Application and Patents to which the Treaty Applies

(a) The provisions of this Treaty and the Regulations shall apply to national and regional applications for patents for invention and for invention and for patents of addition, which are filed with or for the Office of a Contracting Party, and which are:

(i) types of applications permitted to be filed as international applications under the Patent Cooperation Treaty

(ii) divisional applications of the types of applications referred to in item (i), for patents for invention or for patents of addition, as referred to in Article 4G(1) or (2) of the Paris Convention.

(b) Subject to the provisions of the Patent Cooperation Treaty, the provisions of this Treaty and the Regulations shall apply to international applications, for patents for invention and for patents of addition, under the Patent Cooperation Treaty.

(i) in respect of the time limits applicable under Articles 22 and 39(1) of the Patent Cooperation Treaty in the Office of a Contracting Party.

(ii) in respect of any procedure commenced on or after the date on which processing or examination of the international application may start under Article 23 or 40 of that Treaty.

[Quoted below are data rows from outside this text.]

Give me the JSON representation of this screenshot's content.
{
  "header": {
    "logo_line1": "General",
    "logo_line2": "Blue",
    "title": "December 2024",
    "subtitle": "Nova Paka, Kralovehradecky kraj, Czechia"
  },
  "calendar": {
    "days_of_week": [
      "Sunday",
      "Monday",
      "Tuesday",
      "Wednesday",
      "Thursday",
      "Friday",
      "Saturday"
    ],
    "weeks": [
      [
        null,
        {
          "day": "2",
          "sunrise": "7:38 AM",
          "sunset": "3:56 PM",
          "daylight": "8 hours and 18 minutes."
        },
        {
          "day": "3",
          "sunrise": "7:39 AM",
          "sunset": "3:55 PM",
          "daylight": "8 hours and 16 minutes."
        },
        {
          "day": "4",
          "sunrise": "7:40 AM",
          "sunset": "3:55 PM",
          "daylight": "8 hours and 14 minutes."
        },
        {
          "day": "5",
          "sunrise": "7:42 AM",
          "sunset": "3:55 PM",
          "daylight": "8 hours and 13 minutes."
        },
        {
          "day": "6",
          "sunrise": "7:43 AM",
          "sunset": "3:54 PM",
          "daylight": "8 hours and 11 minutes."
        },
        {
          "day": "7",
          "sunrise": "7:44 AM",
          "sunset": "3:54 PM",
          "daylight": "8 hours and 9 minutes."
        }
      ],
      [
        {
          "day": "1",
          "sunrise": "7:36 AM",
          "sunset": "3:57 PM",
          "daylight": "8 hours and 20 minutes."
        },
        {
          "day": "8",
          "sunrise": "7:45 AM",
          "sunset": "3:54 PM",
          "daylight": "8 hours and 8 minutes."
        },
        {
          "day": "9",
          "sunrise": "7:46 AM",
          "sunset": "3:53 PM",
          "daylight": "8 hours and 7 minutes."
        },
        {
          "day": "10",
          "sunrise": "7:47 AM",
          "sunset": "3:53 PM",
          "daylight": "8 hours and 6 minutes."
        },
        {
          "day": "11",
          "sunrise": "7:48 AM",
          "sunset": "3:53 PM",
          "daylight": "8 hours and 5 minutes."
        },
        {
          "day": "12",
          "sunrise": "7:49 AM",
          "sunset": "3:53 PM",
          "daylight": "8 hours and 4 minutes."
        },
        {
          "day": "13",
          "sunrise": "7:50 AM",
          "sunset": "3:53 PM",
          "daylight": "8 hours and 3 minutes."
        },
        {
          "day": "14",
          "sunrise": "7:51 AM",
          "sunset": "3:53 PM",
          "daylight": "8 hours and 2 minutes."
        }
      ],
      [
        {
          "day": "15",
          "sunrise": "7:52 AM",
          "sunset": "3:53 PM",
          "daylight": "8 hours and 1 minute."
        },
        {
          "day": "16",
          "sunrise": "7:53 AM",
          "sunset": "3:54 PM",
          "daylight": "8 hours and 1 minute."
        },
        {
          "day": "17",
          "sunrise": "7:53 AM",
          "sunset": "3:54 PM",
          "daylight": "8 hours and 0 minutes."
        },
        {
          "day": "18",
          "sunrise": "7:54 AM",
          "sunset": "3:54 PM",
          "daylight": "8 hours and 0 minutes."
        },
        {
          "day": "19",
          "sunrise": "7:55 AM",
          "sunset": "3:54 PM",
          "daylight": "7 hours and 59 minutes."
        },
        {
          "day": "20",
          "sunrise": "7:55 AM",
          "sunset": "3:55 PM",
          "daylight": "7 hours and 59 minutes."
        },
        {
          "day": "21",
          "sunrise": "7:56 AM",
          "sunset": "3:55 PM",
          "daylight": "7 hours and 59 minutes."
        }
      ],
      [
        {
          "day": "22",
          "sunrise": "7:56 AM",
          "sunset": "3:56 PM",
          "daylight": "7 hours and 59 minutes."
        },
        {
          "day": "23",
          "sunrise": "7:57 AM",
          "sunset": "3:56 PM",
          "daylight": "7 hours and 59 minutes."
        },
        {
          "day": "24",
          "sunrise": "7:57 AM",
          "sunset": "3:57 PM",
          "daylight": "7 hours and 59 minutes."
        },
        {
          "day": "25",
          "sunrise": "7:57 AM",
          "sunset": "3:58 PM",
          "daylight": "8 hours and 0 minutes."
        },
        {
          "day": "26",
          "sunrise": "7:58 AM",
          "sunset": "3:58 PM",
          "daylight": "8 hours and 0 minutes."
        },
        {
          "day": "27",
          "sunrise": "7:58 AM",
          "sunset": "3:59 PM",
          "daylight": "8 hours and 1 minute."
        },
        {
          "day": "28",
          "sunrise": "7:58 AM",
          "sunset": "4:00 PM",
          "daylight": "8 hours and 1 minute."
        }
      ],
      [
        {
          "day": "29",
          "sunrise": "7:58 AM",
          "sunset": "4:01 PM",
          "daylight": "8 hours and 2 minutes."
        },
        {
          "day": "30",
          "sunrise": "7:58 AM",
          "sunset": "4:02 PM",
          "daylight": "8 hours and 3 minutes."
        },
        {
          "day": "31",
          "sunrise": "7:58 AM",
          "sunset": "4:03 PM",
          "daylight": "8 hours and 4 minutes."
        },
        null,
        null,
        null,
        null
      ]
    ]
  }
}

Patents- The provisions of this Treaty and the Regulations shall apply to national and regional patents for invention, and to national and regional patents of addition, which have been granted with effect for a Contracting Party.

OBJECTIVE

The Patent Law Treaty was drafted with the aim to “streamline and harmonize” formal requirements set by national or regional Patent Offices for the filing of national or regional patent applications and the maintenance of patents. One of the reasons is that the Treaty contains too many optional requirements (“may require”), which may be implemented as compulsory by the Contracting Parties, allowing them too much freedom when implementing requirements of the Treaty into their national and regional patent laws. This defies the aim of harmonization and streamlining of the Patent Law Treaty.

MEMBERS

The Patent Law Treaty (PLT) is a patent law multilateral treaty concluded on 1 June 2000 in Geneva, Switzerland, by 53 States and the European Patent Organisation (an intergovernmental organization). As of November 2017, the PLT had 39 contracting states, while 59 states and the European Patent Organisation have signed the treaty

MOTTO

Its aim is to harmonize formal procedures such as the requirements to obtain a filing date for a patent application, the form and content of a patent application, and representation.

COUNTRIES

This is a list of parties to international patent treaties which are open to all states.

Paris

Paris Convention for the Protection of Industrial Property, Paris, 1883-03-20, came into force 1884-07-07[1]

PCT

Patent Cooperation Treaty, Washington, 1970-06-19, came into force 1978-01-24[2]

Budapest

Budapest Treaty on the International Recognition of the Deposit of Microorganisms for the Purposes of Patent Procedure, Budapest, 1977-04-28, came into force 1980-08-19[3]

TRIPS

Agreement on Trade-Related Aspects of Intellectual Property Rights, Marrakech, 1994-04-15, came into force 1995-01-01[4] PLT

Patent Law Treaty, Geneva, 2000-06-01, came into force 2005-04-28. The list below was taken from details supplied by WIPO and the WTO. Dates quoted are the date on which the treaty came into effect for a given country.

• Albania

• Armenia

• Australia

• Bahrain

• Belarus

• Bosnia and Herzegovina

• Croatia


• Democratic People's Republic of Korea

• Denmark

• Estonia

• Finland

• France

• Hungary

• Ireland

• Japan

• Kazakhstan

• Kyrgyzstan

• Latvia

• Liberia

• Liechtenstein

• Lithuania

• Montenegro

• Netherlands

• Nigeria

• Oman

• Republic of Moldova

• Romania

• Russian Federation

• Saudi Arabia

• Serbia

• Slovakia

• Slovenia

• Spain

• Sweden

• Switzerland

• Ukraine

• United Kingdom

• United States of America

• Uzbekistan

• The former Yugoslav Republic of Macedonia

REFERENCES

• www.wipo.int

• www.upcounsel.com

• www.jus.uio.no

• en.wikipedia.org